Keep scrolling for more

Learn More about novice

Dictionary Entries near novice








Statistics for novice

Last Updated

11 Oct 2018

Look-up Popularity

Time Traveler for novice

The first known use of novice was in the 14th century

See more words from the same century

Keep scrolling for more

More Definitions for novice



English Language Learners Definition of novice

: a person who has just started learning or doing something

: a new member of a religious group who is preparing to become a nun or a monk


nov·ice | \ˈnä-vəs \

Kids Definition of novice

1 : a person who has no previous experience with something : beginner a novice at skiing

2 : a new member of a religious community who is preparing to take the vows of religion

Keep scrolling for more

More from Merriam-Webster on novice

Thesaurus: All synonyms and antonyms for novice

Spanish Central: Translation of novice

Nglish: Translation of novice for Spanish Speakers

Britannica English: Translation of novice for Arabic Speakers

Comments on novice

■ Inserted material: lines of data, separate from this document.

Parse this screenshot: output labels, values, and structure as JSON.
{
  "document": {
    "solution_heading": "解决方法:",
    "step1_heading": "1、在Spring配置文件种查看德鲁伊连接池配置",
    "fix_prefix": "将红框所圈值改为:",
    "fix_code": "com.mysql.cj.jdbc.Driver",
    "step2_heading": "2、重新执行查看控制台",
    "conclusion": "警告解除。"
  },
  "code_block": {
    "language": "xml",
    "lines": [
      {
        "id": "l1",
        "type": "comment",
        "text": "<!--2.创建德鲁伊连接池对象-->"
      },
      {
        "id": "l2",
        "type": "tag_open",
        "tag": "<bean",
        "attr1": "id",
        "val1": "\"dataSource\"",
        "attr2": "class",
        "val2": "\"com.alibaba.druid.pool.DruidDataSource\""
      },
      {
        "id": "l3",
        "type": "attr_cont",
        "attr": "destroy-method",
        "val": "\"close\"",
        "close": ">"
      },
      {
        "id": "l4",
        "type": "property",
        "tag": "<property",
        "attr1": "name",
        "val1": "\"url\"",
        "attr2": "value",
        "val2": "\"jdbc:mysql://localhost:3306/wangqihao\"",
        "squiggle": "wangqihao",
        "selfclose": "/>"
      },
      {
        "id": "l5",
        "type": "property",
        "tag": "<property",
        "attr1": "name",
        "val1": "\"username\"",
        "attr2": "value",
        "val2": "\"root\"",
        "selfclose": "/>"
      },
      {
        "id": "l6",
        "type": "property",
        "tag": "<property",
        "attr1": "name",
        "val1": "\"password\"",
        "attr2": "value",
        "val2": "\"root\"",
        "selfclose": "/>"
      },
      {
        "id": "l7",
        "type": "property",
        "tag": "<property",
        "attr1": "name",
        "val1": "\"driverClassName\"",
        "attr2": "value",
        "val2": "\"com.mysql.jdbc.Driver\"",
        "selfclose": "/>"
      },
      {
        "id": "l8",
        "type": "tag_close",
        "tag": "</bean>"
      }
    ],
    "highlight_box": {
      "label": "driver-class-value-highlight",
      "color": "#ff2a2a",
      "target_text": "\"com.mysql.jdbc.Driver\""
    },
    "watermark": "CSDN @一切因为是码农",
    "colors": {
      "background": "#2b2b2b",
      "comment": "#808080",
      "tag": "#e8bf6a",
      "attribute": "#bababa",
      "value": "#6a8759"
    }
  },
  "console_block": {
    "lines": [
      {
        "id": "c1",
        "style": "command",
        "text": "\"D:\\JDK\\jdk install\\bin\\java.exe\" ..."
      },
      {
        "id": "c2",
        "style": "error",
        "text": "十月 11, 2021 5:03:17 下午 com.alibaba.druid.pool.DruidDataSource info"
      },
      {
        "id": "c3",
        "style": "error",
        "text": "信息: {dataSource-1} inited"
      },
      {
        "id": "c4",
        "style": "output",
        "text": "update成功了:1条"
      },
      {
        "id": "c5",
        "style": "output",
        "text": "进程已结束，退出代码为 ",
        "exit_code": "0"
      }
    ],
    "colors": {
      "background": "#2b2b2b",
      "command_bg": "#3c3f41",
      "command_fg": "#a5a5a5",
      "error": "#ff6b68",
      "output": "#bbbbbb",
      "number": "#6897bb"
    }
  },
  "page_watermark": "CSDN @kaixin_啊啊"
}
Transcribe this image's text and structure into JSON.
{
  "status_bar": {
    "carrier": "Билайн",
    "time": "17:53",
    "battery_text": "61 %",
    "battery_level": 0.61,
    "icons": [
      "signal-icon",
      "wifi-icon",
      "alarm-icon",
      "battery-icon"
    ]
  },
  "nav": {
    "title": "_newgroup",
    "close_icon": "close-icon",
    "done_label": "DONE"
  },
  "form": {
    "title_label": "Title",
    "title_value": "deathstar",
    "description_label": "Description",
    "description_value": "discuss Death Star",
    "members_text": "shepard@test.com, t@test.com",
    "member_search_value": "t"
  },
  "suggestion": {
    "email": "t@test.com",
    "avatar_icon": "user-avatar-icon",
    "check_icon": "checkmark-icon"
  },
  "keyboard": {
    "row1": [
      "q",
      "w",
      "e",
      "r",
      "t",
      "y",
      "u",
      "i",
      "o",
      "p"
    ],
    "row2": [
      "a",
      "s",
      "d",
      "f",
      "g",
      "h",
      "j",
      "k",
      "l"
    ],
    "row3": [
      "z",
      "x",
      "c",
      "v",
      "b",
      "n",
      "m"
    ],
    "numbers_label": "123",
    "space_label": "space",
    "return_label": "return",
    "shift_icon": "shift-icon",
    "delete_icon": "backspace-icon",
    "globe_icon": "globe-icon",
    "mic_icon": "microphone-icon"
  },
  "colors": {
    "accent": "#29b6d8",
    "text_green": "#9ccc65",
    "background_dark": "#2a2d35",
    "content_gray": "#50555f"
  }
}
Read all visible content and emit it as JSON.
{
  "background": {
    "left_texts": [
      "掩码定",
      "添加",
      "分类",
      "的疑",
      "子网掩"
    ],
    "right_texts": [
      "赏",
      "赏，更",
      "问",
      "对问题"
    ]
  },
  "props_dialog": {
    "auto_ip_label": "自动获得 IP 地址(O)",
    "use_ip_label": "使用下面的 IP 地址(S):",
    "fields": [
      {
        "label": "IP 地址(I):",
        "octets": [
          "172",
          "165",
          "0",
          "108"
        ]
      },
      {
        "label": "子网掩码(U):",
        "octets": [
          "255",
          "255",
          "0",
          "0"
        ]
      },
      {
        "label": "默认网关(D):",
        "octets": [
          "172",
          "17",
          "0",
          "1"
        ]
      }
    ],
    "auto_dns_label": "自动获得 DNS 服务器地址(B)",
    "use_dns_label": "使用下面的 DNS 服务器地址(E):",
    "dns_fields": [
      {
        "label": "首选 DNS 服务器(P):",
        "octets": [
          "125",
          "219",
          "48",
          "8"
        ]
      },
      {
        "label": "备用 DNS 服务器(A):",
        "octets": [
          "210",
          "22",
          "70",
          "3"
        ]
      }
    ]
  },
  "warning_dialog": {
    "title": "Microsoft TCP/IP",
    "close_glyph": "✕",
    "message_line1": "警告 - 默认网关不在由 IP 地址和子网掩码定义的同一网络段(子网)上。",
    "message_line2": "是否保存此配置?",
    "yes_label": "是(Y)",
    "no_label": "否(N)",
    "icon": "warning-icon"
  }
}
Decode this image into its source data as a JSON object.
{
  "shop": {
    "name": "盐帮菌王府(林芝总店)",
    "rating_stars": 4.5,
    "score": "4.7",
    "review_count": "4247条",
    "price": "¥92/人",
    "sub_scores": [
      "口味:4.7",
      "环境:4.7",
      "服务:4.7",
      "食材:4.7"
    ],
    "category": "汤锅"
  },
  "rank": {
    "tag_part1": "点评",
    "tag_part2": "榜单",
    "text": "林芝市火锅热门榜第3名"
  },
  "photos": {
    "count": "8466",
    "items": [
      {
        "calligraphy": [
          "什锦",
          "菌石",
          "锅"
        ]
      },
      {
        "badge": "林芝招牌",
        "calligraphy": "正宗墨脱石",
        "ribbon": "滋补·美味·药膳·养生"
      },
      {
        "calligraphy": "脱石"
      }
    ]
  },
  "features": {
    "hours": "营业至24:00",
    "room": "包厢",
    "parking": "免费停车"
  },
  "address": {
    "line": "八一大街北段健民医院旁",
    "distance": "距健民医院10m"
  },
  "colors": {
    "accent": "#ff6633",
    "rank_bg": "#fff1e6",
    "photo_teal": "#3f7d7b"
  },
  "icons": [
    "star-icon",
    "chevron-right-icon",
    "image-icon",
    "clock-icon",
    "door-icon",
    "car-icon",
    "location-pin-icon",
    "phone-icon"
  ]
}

What made you want to look up novice? Please tell us where you read or heard it (including the quote, if possible).


required by fashion, etiquette, or custom

Get Word of the Day daily email!

Test Your Vocabulary

Great Scrabble Words—A Quiz

  • scrabble-tiles-that-read-scrabble-quiz
  • Which of the following Q-without-U words means the number five in cards or dice?
True or False

Test your knowledge - and maybe learn something along the way.

Add Diction

Test Your Knowledge - and learn some interesting things along the way.


Love words? Need even more definitions?

Subscribe to America's largest dictionary and get thousands more definitions and advanced search—ad free!